Using the listing below, report each line holding the string "Editor".
** Opening Dataset excerpts block **
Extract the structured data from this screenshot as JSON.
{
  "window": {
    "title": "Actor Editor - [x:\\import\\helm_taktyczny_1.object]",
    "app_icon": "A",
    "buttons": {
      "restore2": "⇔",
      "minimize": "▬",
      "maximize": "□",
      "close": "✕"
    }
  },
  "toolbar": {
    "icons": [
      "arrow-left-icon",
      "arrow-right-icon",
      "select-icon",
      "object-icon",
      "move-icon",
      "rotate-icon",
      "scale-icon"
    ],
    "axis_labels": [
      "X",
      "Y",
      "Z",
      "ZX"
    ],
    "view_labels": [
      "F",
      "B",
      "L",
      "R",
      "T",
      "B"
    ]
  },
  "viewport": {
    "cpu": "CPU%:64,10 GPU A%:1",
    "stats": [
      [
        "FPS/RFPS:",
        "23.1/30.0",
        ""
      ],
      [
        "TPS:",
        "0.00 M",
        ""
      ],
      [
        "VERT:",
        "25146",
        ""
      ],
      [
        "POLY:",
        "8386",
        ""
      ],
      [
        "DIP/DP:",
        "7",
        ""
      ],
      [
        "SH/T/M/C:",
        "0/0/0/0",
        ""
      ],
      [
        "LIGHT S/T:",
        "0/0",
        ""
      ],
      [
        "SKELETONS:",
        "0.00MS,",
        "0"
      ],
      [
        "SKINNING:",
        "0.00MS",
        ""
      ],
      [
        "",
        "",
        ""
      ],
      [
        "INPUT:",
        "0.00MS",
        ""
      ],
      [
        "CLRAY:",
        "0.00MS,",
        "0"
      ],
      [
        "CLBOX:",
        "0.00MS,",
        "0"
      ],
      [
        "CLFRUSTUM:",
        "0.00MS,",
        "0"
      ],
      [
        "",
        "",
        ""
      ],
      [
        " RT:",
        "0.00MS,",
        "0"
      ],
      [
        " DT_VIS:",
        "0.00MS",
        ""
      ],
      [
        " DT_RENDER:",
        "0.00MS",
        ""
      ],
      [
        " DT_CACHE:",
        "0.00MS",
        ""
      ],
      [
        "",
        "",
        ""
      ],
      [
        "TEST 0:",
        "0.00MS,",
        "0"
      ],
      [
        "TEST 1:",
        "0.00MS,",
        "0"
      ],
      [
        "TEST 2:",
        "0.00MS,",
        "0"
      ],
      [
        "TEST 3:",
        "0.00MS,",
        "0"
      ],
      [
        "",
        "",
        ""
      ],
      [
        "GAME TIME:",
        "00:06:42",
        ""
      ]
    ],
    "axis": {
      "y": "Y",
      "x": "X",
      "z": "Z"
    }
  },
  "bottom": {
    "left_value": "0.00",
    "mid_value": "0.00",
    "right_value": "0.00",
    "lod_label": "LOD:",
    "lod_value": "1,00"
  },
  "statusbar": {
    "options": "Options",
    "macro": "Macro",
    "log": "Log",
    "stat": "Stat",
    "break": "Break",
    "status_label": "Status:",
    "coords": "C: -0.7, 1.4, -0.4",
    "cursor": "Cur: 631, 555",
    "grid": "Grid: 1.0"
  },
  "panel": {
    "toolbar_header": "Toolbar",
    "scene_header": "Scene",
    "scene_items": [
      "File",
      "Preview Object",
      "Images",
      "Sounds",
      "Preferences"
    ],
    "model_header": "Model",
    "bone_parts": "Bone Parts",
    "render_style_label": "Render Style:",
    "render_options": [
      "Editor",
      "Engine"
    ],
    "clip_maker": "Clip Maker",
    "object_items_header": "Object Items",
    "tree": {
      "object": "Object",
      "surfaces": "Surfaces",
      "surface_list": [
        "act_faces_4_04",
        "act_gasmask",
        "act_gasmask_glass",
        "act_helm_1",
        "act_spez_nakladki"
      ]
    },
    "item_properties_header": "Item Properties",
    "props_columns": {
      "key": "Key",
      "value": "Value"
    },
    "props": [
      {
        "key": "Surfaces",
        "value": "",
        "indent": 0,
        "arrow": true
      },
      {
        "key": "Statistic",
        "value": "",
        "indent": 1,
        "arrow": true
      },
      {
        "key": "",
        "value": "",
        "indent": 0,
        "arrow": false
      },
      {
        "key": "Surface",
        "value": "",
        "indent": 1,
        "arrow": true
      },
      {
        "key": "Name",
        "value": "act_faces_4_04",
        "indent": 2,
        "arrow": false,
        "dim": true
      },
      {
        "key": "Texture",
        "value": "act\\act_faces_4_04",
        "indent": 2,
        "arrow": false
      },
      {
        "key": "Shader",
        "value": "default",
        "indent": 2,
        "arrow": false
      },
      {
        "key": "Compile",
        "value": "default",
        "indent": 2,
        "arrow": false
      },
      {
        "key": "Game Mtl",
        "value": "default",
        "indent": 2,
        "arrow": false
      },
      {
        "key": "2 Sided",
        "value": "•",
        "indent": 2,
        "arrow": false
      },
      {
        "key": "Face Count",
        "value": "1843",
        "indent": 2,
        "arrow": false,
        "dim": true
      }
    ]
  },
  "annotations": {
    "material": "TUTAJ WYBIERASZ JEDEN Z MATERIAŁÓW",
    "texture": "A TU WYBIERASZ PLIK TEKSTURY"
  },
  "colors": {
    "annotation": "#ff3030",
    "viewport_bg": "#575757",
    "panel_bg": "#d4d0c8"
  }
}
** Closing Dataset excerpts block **
## Output of the task
    "title": "Actor Editor - [x:\\import\\helm_taktyczny_1.object]",
      "Editor",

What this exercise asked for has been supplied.